We did not have one. (But we have one on order now!). And, not a threaded faucet in sight — EXCEPT at site 290, which was, for the moment, empty.
Befuddled, I pulled TinMan and Toto into 290 to think. Well, hey, we could just grab our water here at 290, I realized, then squeeze ourselves into 286. But then another thing happened. I remembered that 290 had been available for our three-night stay… two days ago. Could I call the park office and switch sites?
No, I couldn’t. 1X service, one bar only, dropped call after dropped call.
By now, of course, Sooz and Wally and Tyler were walking around, stretching their legs and. We huddled. They stayed, and I drove back across the bridge (see above) to the park office to see if I could switch sites. Lucky us! For a mere $15 extra, we got site 290. I returned, heroically, to Bowman Bay. And we made camp.
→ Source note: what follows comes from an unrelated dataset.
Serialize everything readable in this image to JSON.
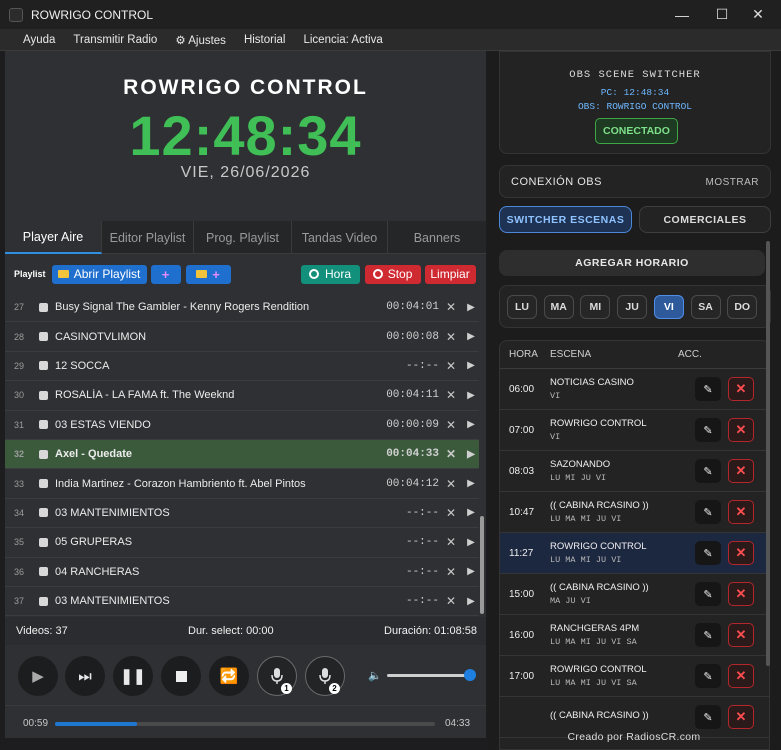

But hey, look at that architecture! Many of the buildings all around the park were built by the Civilian Conservation Corps in the 1930s. They don’t make ’em like this any more. Not often, anyway.
The only other site at Bowman Bay with hookups was back behind us… occupied by the friendly campground host.
As I say, it was a bit noisy that afternoon, so after all the racing around, we relaxed into a wonderful evening. Gradually, the day-use area emptied out, though I swear the volleyballers were still going when it was surely too dark to see. Whatever. We toddled off to sleep.
I woke up late — around 7:30 — to what I thought was the sound of someone splitting firewood.
Yeah, with Memorial Day past, why not do a roofing job before next weekend’s crowds show up? I can tell you why not.
So, not exactly an auspicious beginning to our getaway. Would we have fun anyway? Yup, we did. I’ll return tomorrow with the proof.Sharing is caring!
Following is daring.